Albuterol Oral Inhaler

Proventil HFA™Ventolin HFA™ProAir HFA™

What It's For & How To Take

Albuterol is a short acting inhaled medication that is used to treat wheezing and shortness of breath that may be brought on by conditions such as asthma or chronic obstructive pulmonary disease. This medication is also used to prevent these same symptoms that may be brought on by exercise.

This medication works by relaxing the muscle in your lungs. By doing this, your coughing and wheezing may be decreased and you can breathe much easier.

Albuterol is usually prescribed to be used every 4 or 6 hours as needed; however, your dose will be based on your response to treatment and specific condition. Use of a spacing device with your albuterol inhaler is encouraged.   Spacing devices are available at most pharmacies, ask your pharmacist.

When you pick up your inhaler for the first time, make sure the pharmacist shows you exactly how to use it. If you have any questions on how to use your inhaler, call your pharmacist or doctor and ask for instruction.

Prime your inhaler before its first use, if you have dropped it, or if it has not been used for 2 weeks or more. Prime the inhaler by spraying 3 or 4 sprays of the fine mist into the air, away from your face.

Shake the inhaler for 5 seconds before each inhalation. If you are using more than 1 inhalation, wait 60 seconds between the first and second dose.

If you are using this medication on a regular schedule and forget to take a dose, take it as soon as you remember. If it is near the time of your next dose, skip it and continue with your normal dose time. Do not take a double dose to make up the missed dose.

Keep your inhaler clean and keep count of the number of inhalations left in the container. If you have any questions about how to clean your inhaler or keep track of the number of doses, ask your pharmacist or doctor to explain it to you.

If your doctor has you using another inhaler, such as a steroid, at the same time as your albuterol, use the albuterol inhaler first. The albuterol will open your lungs so the next medication can get into your lungs easier.
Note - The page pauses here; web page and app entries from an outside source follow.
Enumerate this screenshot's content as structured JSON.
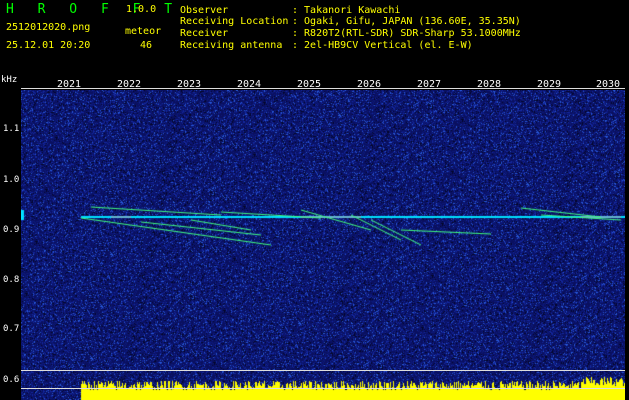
{
  "app": {
    "title": "H R O F F T",
    "version": "1.0.0",
    "filename": "2512012020.png",
    "datetime": "25.12.01 20:20",
    "meteor_label": "meteor",
    "meteor_count": "46"
  },
  "info": {
    "rows": [
      {
        "label": "Observer",
        "value": ": Takanori Kawachi"
      },
      {
        "label": "Receiving Location",
        "value": ": Ogaki, Gifu, JAPAN (136.60E, 35.35N)"
      },
      {
        "label": "Receiver",
        "value": ": R820T2(RTL-SDR) SDR-Sharp 53.1000MHz"
      },
      {
        "label": "Receiving antenna",
        "value": ": 2el-HB9CV Vertical (el. E-W)"
      }
    ]
  },
  "y_axis": {
    "unit": "kHz",
    "ticks": [
      "1.1",
      "1.0",
      "0.9",
      "0.8",
      "0.7",
      "0.6"
    ]
  },
  "x_axis": {
    "ticks": [
      "2021",
      "2022",
      "2023",
      "2024",
      "2025",
      "2026",
      "2027",
      "2028",
      "2029",
      "2030"
    ]
  },
  "colors": {
    "background": "#000000",
    "spectrogram_bg": "#0a1060",
    "carrier": "#00e0ff",
    "meteor": "#40ff80",
    "power_bar": "#ffff00"
  }
}
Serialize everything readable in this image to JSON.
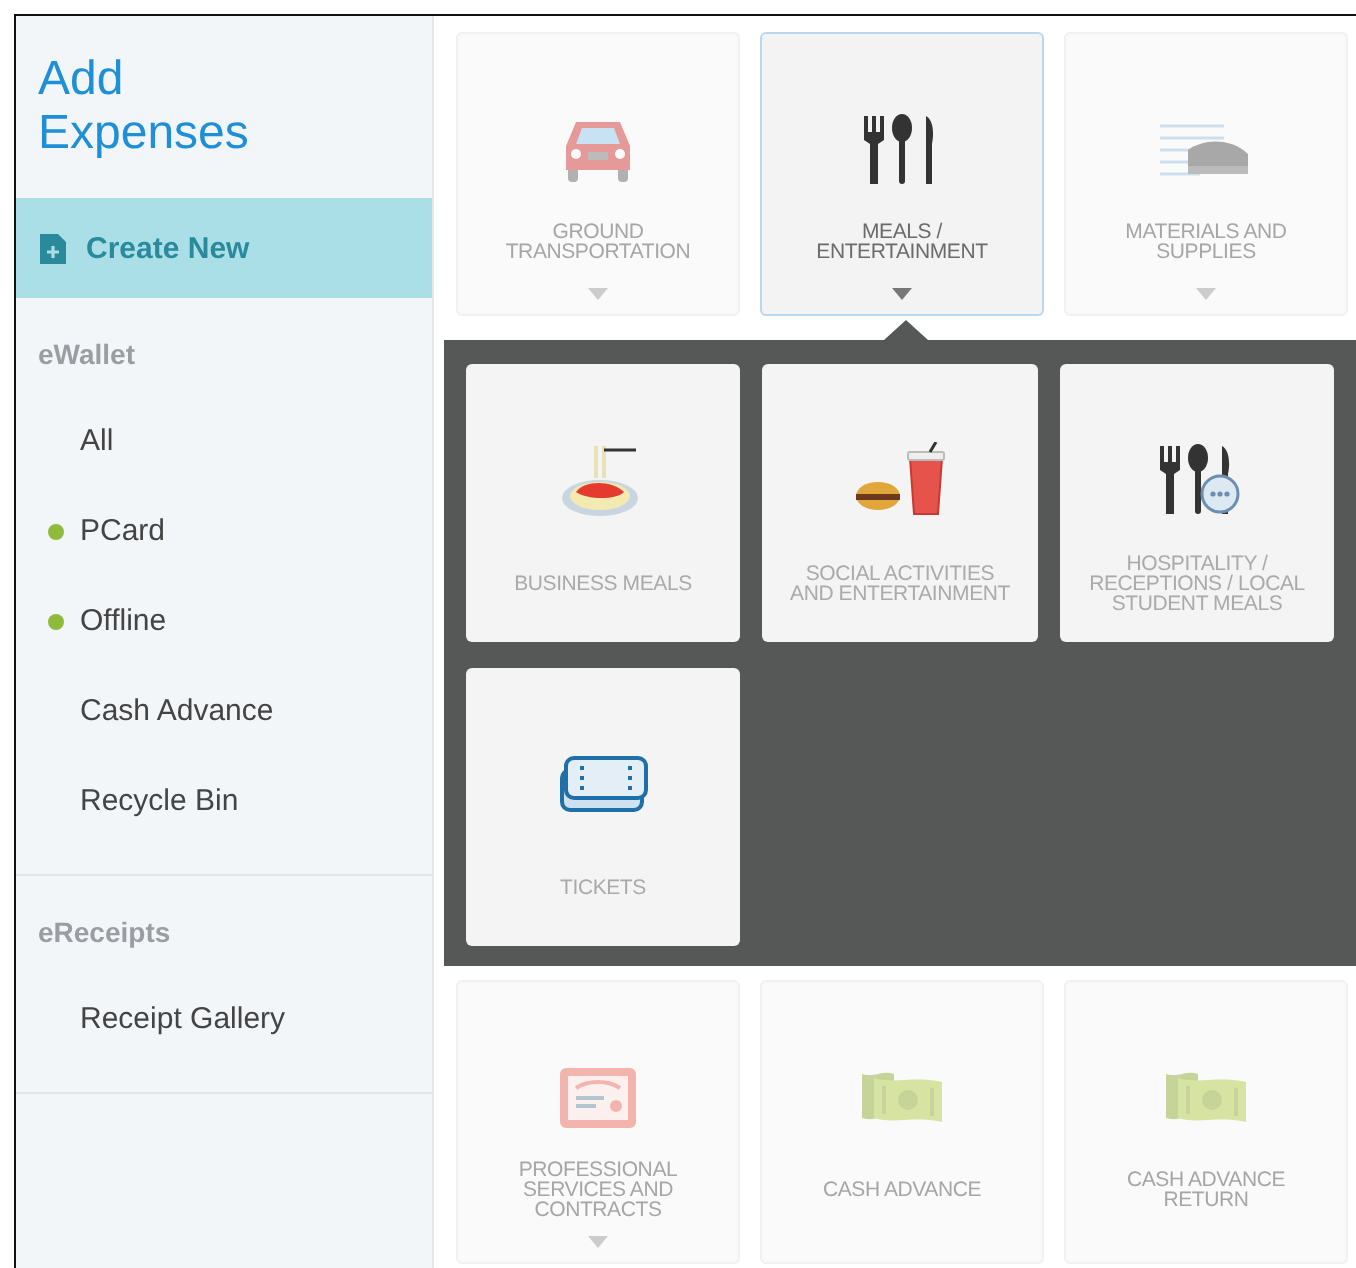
{
  "sidebar": {
    "title": "Add Expenses",
    "create_button": "Create New",
    "sections": [
      {
        "heading": "eWallet",
        "items": [
          {
            "label": "All",
            "dot": false
          },
          {
            "label": "PCard",
            "dot": true
          },
          {
            "label": "Offline",
            "dot": true
          },
          {
            "label": "Cash Advance",
            "dot": false
          },
          {
            "label": "Recycle Bin",
            "dot": false
          }
        ]
      },
      {
        "heading": "eReceipts",
        "items": [
          {
            "label": "Receipt Gallery",
            "dot": false
          }
        ]
      }
    ]
  },
  "categories_top": [
    {
      "label": "GROUND TRANSPORTATION",
      "selected": false,
      "expandable": true
    },
    {
      "label": "MEALS / ENTERTAINMENT",
      "selected": true,
      "expandable": true
    },
    {
      "label": "MATERIALS AND SUPPLIES",
      "selected": false,
      "expandable": true
    }
  ],
  "subcategories": [
    {
      "label": "BUSINESS MEALS"
    },
    {
      "label": "SOCIAL ACTIVITIES AND ENTERTAINMENT"
    },
    {
      "label": "HOSPITALITY / RECEPTIONS / LOCAL STUDENT MEALS"
    },
    {
      "label": "TICKETS"
    }
  ],
  "categories_bottom": [
    {
      "label": "PROFESSIONAL SERVICES AND CONTRACTS",
      "selected": false,
      "expandable": true
    },
    {
      "label": "CASH ADVANCE",
      "selected": false,
      "expandable": false
    },
    {
      "label": "CASH ADVANCE RETURN",
      "selected": false,
      "expandable": false
    }
  ]
}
Take time to understand which inhalers are for urgent breathing episodes and which are to be used on a regular basis to prevent breathing problems. If you have used your inhaler and are not seeing any improvement or your symptoms are worsening, call your doctor.

Self-monitoring also includes the use of a Peak Flow Meter. This is a simple device which helps you measure, on your own, how well your lungs are working. If you don’t already use one, discuss this with your doctor or pharmacist.
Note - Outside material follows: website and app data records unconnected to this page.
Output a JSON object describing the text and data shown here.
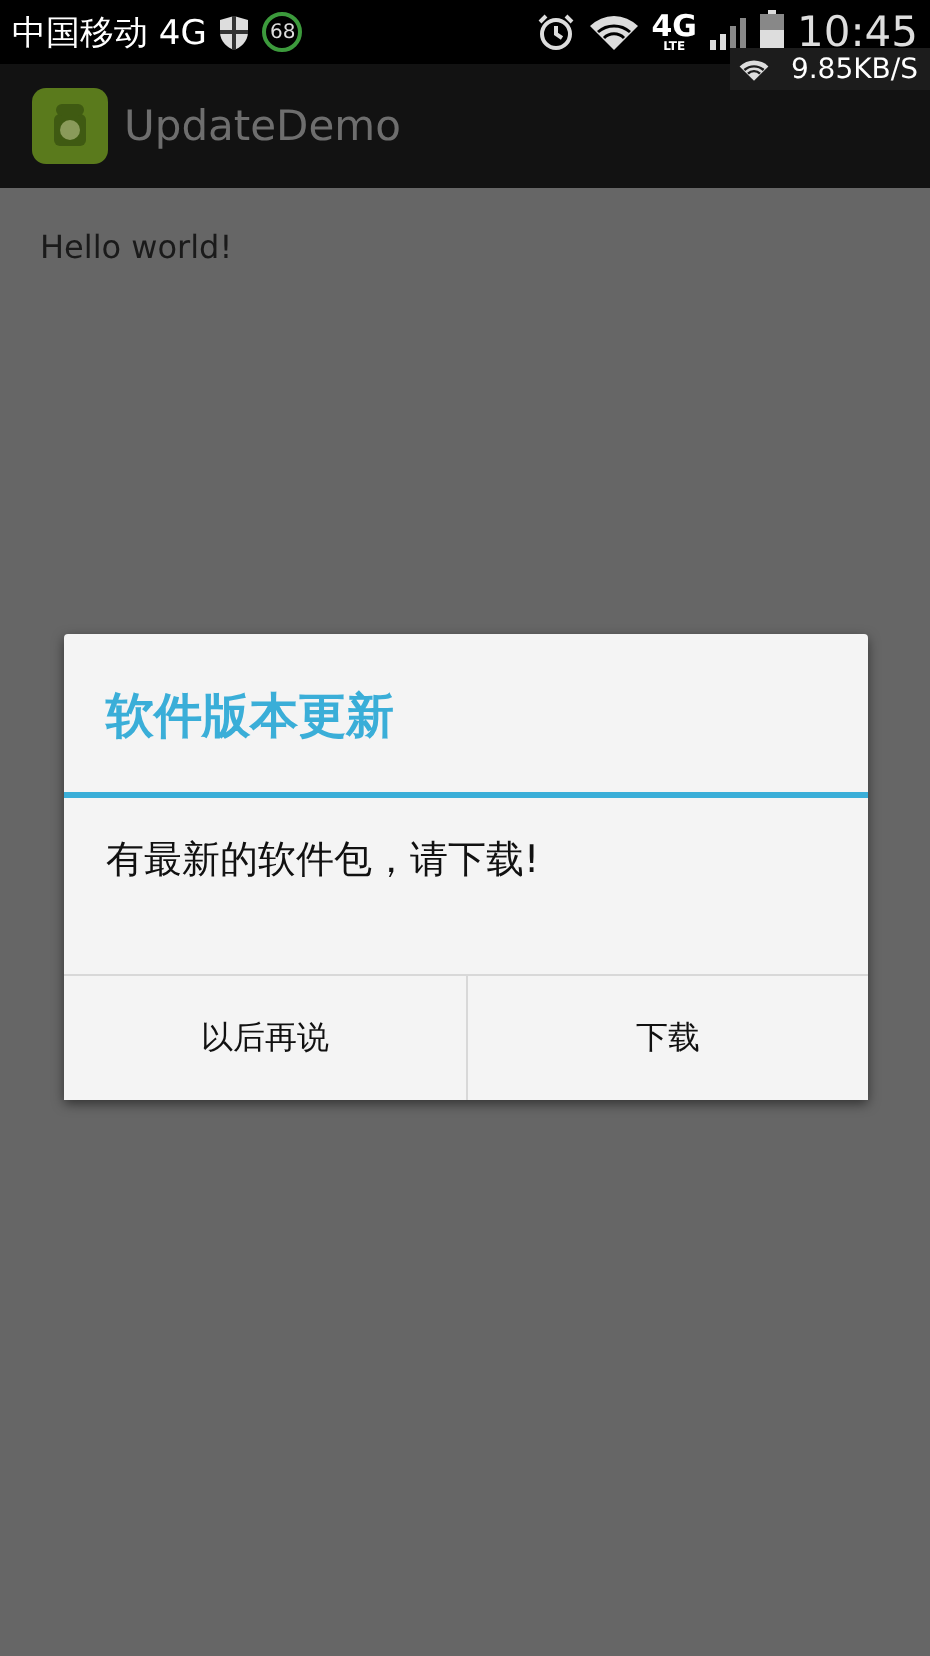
{
  "status_bar": {
    "carrier": "中国移动 4G",
    "badge": "68",
    "network_type": "4G",
    "network_sub": "LTE",
    "time": "10:45",
    "speed": "9.85KB/S"
  },
  "action_bar": {
    "title": "UpdateDemo"
  },
  "content": {
    "text": "Hello world!"
  },
  "dialog": {
    "title": "软件版本更新",
    "message": "有最新的软件包，请下载!",
    "buttons": [
      {
        "label": "以后再说"
      },
      {
        "label": "下载"
      }
    ]
  }
}
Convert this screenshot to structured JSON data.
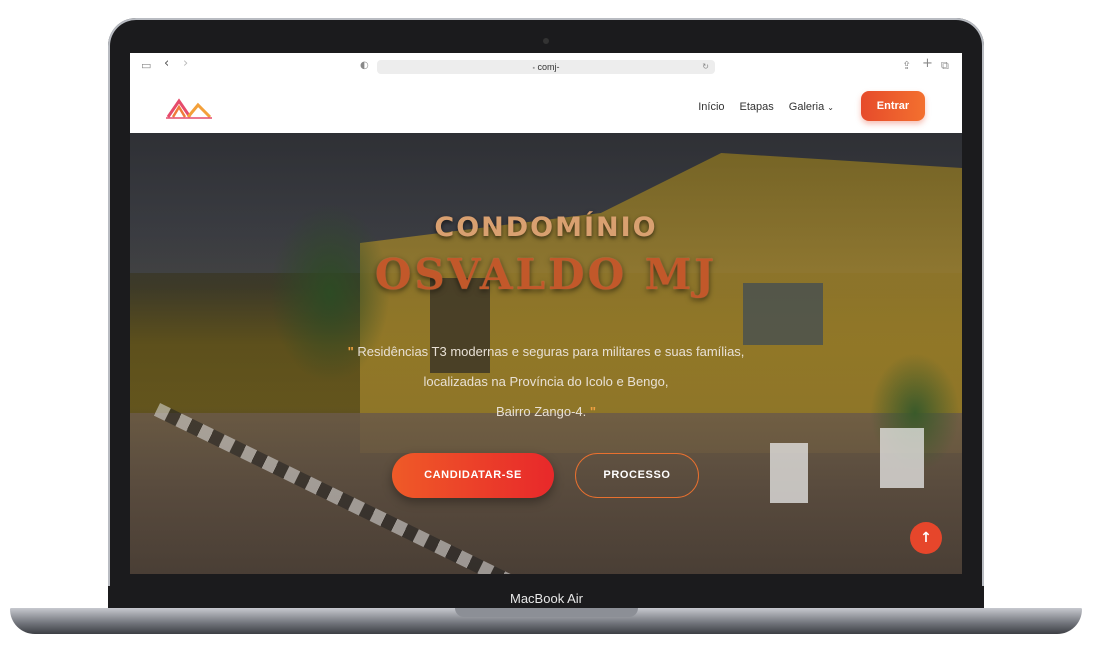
{
  "device": {
    "label": "MacBook Air"
  },
  "browser": {
    "url": "comj-",
    "lock_icon": "lock-icon",
    "icons": [
      "sidebar-icon",
      "back-icon",
      "forward-icon",
      "shield-icon",
      "reload-icon",
      "share-icon",
      "new-tab-icon",
      "tabs-icon"
    ]
  },
  "nav": {
    "links": [
      {
        "label": "Início"
      },
      {
        "label": "Etapas"
      },
      {
        "label": "Galeria"
      }
    ],
    "entrar_label": "Entrar"
  },
  "hero": {
    "title_line1": "CONDOMÍNIO",
    "title_line2": "OSVALDO MJ",
    "quote_open": "\"",
    "quote_close": "\"",
    "desc_line1": "Residências T3 modernas e seguras para militares e suas famílias,",
    "desc_line2": "localizadas na Província do Icolo e Bengo,",
    "desc_line3": "Bairro Zango-4.",
    "btn_primary": "CANDIDATAR-SE",
    "btn_secondary": "PROCESSO"
  },
  "colors": {
    "accent": "#e6462b",
    "accent_light": "#f3702f"
  }
}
Warnings & Cautions

  • This medication may make you dizzy, drowsy, or blur your vision. Do not drive or do any activity that requires focus and attention until you are sure you can do them safely. Limit alcoholic beverages while using albuterol oral inhaler.
  • Let your pharmacist or doctor know if you are pregnant or breastfeeding before taking this medication.
  • Tell your doctor if you have ever been told you have any heart rhythm problems. Rarely, albuterol may cause your heart to beat fast and unsteady. If you feel any severe dizziness or feel like your heart is racing or beating too fast, get medical help right away.

Interactions & Side Effects

  • Tell your pharmacist or doctor all your medication allergies so they may determine if albuterol oral inhaler is safe for you to use.
  • Avoid dangerous drug interactions. Tell your pharmacist or doctor all the other medication you are taking, including over the counter supplements, even if you don't take them very often.
  • Ask your doctor if this medication is safe to take with your current health conditions. Tell your doctor if you have a heart condition, including chest pain or irregular heartbeats, a history of high blood pressure, or a history of seizure disorders.
  • While using albuterol oral inhaler, you may feel some shaking, nervousness or headache. You may also feel some throat dryness or cough. If these or any other unwanted side effects persist, contact your doctor or pharmacist to talk about it with them.
  • Call your doctor right away if you feel any chest pain or pounding heartbeat.
If you have any questions about what you have heard, contact your pharmacist or doctor. This session does not include all the potential interactions or side effects that this medication may cause. Ask your pharmacist how your medication should be stored and how you should dispose of it when you are done taking it. Do not share your medication with anyone, ever. Remember, this is not meant to replace your counseling session with your pharmacist. In case of overdose, call your local poison control center at 1-800-222-1222.